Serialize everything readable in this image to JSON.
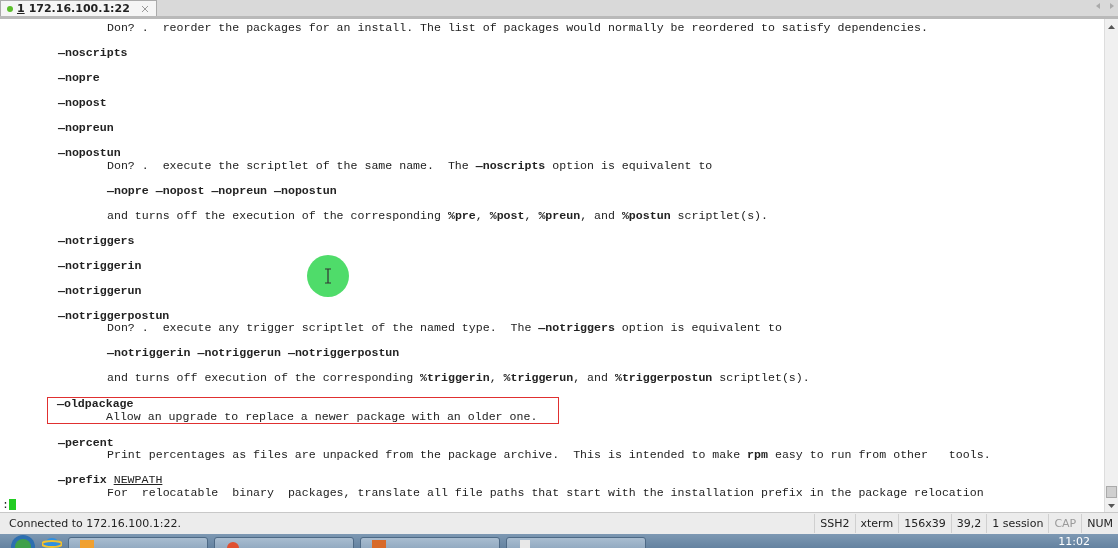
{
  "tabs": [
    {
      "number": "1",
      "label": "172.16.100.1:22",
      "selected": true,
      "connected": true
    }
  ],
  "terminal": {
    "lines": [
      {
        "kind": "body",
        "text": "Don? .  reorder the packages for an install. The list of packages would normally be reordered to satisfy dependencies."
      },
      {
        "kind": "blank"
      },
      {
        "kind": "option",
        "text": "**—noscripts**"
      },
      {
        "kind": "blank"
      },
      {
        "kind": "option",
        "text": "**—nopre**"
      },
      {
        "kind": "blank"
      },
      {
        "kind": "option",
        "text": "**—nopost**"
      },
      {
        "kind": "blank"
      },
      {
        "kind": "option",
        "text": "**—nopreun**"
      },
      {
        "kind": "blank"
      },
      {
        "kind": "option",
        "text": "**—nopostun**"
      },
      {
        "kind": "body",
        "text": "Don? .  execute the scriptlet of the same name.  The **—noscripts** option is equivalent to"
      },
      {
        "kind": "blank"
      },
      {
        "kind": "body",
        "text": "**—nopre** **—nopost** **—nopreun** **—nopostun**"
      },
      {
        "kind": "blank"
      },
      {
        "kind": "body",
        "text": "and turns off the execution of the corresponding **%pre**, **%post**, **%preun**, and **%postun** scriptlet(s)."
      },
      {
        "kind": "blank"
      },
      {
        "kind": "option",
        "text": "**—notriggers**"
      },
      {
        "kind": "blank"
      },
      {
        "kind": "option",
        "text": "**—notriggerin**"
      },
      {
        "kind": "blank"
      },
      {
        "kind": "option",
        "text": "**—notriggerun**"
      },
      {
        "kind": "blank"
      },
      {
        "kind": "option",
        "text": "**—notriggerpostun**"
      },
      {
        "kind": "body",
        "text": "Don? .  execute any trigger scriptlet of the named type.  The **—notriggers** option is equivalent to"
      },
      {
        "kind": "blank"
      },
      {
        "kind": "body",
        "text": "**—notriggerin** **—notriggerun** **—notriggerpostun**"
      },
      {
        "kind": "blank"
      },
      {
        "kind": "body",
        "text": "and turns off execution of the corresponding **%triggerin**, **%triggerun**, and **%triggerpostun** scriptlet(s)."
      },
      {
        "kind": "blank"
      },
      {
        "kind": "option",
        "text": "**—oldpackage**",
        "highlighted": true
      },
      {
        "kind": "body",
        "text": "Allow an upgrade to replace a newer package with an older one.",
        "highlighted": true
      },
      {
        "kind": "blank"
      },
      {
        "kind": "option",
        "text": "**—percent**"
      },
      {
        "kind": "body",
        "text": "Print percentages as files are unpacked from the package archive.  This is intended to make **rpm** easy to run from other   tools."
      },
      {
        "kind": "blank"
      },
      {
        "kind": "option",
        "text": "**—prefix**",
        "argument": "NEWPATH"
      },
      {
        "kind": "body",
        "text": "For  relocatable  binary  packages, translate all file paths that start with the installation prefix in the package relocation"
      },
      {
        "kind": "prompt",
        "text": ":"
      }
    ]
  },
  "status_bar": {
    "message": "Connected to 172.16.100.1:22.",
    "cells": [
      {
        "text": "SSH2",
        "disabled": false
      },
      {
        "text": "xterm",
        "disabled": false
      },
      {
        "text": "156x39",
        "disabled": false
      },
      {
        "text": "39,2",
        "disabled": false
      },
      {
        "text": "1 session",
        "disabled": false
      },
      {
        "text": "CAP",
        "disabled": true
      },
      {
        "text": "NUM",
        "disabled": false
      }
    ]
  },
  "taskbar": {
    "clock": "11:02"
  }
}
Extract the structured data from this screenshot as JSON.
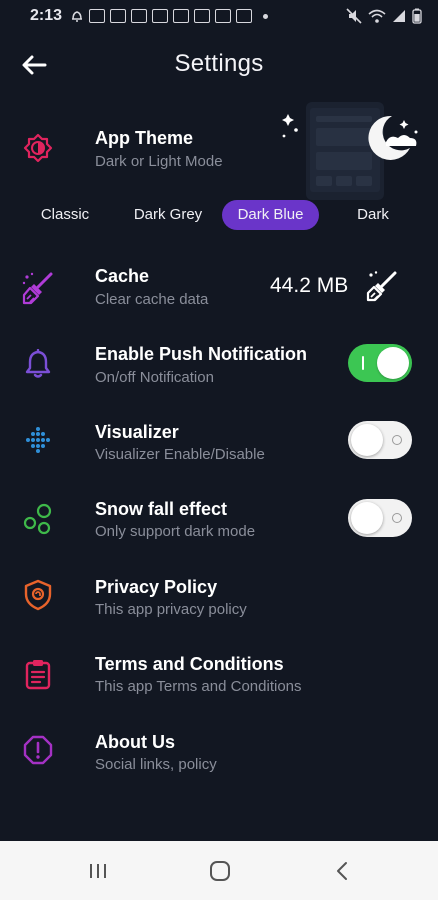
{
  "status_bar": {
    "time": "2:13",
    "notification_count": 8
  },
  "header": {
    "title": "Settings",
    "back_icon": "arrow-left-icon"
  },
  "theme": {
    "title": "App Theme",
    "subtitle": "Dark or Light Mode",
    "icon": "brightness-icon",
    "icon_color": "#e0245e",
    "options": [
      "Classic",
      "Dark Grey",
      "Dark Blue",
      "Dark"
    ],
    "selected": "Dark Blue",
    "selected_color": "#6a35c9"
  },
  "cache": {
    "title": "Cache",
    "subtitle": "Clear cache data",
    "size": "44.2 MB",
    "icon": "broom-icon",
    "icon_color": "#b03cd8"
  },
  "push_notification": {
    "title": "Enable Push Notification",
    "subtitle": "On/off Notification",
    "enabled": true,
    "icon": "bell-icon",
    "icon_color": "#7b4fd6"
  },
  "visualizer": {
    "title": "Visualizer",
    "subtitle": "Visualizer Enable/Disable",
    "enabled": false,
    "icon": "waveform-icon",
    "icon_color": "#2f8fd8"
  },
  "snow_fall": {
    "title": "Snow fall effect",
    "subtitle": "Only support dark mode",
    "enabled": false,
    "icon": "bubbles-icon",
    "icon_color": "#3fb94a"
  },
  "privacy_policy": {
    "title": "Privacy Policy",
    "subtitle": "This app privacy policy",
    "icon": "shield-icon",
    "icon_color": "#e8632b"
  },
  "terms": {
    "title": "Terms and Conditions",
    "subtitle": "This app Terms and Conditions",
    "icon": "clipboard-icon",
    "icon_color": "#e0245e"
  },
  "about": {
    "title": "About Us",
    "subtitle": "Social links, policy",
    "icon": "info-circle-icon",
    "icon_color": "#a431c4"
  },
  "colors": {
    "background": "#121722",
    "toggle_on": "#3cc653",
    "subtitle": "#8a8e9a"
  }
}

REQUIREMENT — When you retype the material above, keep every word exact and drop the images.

SOLUTION TO THIS EXERCISE —
Serialize everything readable in this image to JSON.
{
  "tabs": [
    {
      "number": "1",
      "label": "172.16.100.1:22",
      "selected": true,
      "connected": true
    }
  ],
  "terminal": {
    "lines": [
      {
        "kind": "body",
        "text": "Don? .  reorder the packages for an install. The list of packages would normally be reordered to satisfy dependencies."
      },
      {
        "kind": "blank"
      },
      {
        "kind": "option",
        "text": "**—noscripts**"
      },
      {
        "kind": "blank"
      },
      {
        "kind": "option",
        "text": "**—nopre**"
      },
      {
        "kind": "blank"
      },
      {
        "kind": "option",
        "text": "**—nopost**"
      },
      {
        "kind": "blank"
      },
      {
        "kind": "option",
        "text": "**—nopreun**"
      },
      {
        "kind": "blank"
      },
      {
        "kind": "option",
        "text": "**—nopostun**"
      },
      {
        "kind": "body",
        "text": "Don? .  execute the scriptlet of the same name.  The **—noscripts** option is equivalent to"
      },
      {
        "kind": "blank"
      },
      {
        "kind": "body",
        "text": "**—nopre** **—nopost** **—nopreun** **—nopostun**"
      },
      {
        "kind": "blank"
      },
      {
        "kind": "body",
        "text": "and turns off the execution of the corresponding **%pre**, **%post**, **%preun**, and **%postun** scriptlet(s)."
      },
      {
        "kind": "blank"
      },
      {
        "kind": "option",
        "text": "**—notriggers**"
      },
      {
        "kind": "blank"
      },
      {
        "kind": "option",
        "text": "**—notriggerin**"
      },
      {
        "kind": "blank"
      },
      {
        "kind": "option",
        "text": "**—notriggerun**"
      },
      {
        "kind": "blank"
      },
      {
        "kind": "option",
        "text": "**—notriggerpostun**"
      },
      {
        "kind": "body",
        "text": "Don? .  execute any trigger scriptlet of the named type.  The **—notriggers** option is equivalent to"
      },
      {
        "kind": "blank"
      },
      {
        "kind": "body",
        "text": "**—notriggerin** **—notriggerun** **—notriggerpostun**"
      },
      {
        "kind": "blank"
      },
      {
        "kind": "body",
        "text": "and turns off execution of the corresponding **%triggerin**, **%triggerun**, and **%triggerpostun** scriptlet(s)."
      },
      {
        "kind": "blank"
      },
      {
        "kind": "option",
        "text": "**—oldpackage**",
        "highlighted": true
      },
      {
        "kind": "body",
        "text": "Allow an upgrade to replace a newer package with an older one.",
        "highlighted": true
      },
      {
        "kind": "blank"
      },
      {
        "kind": "option",
        "text": "**—percent**"
      },
      {
        "kind": "body",
        "text": "Print percentages as files are unpacked from the package archive.  This is intended to make **rpm** easy to run from other   tools."
      },
      {
        "kind": "blank"
      },
      {
        "kind": "option",
        "text": "**—prefix**",
        "argument": "NEWPATH"
      },
      {
        "kind": "body",
        "text": "For  relocatable  binary  packages, translate all file paths that start with the installation prefix in the package relocation"
      },
      {
        "kind": "prompt",
        "text": ":"
      }
    ]
  },
  "status_bar": {
    "message": "Connected to 172.16.100.1:22.",
    "cells": [
      {
        "text": "SSH2",
        "disabled": false
      },
      {
        "text": "xterm",
        "disabled": false
      },
      {
        "text": "156x39",
        "disabled": false
      },
      {
        "text": "39,2",
        "disabled": false
      },
      {
        "text": "1 session",
        "disabled": false
      },
      {
        "text": "CAP",
        "disabled": true
      },
      {
        "text": "NUM",
        "disabled": false
      }
    ]
  },
  "taskbar": {
    "clock": "11:02"
  }
}
Extract the structured data from this screenshot as JSON.
{
  "status_bar": {
    "time": "2:13",
    "notification_count": 8
  },
  "header": {
    "title": "Settings",
    "back_icon": "arrow-left-icon"
  },
  "theme": {
    "title": "App Theme",
    "subtitle": "Dark or Light Mode",
    "icon": "brightness-icon",
    "icon_color": "#e0245e",
    "options": [
      "Classic",
      "Dark Grey",
      "Dark Blue",
      "Dark"
    ],
    "selected": "Dark Blue",
    "selected_color": "#6a35c9"
  },
  "cache": {
    "title": "Cache",
    "subtitle": "Clear cache data",
    "size": "44.2 MB",
    "icon": "broom-icon",
    "icon_color": "#b03cd8"
  },
  "push_notification": {
    "title": "Enable Push Notification",
    "subtitle": "On/off Notification",
    "enabled": true,
    "icon": "bell-icon",
    "icon_color": "#7b4fd6"
  },
  "visualizer": {
    "title": "Visualizer",
    "subtitle": "Visualizer Enable/Disable",
    "enabled": false,
    "icon": "waveform-icon",
    "icon_color": "#2f8fd8"
  },
  "snow_fall": {
    "title": "Snow fall effect",
    "subtitle": "Only support dark mode",
    "enabled": false,
    "icon": "bubbles-icon",
    "icon_color": "#3fb94a"
  },
  "privacy_policy": {
    "title": "Privacy Policy",
    "subtitle": "This app privacy policy",
    "icon": "shield-icon",
    "icon_color": "#e8632b"
  },
  "terms": {
    "title": "Terms and Conditions",
    "subtitle": "This app Terms and Conditions",
    "icon": "clipboard-icon",
    "icon_color": "#e0245e"
  },
  "about": {
    "title": "About Us",
    "subtitle": "Social links, policy",
    "icon": "info-circle-icon",
    "icon_color": "#a431c4"
  },
  "colors": {
    "background": "#121722",
    "toggle_on": "#3cc653",
    "subtitle": "#8a8e9a"
  }
}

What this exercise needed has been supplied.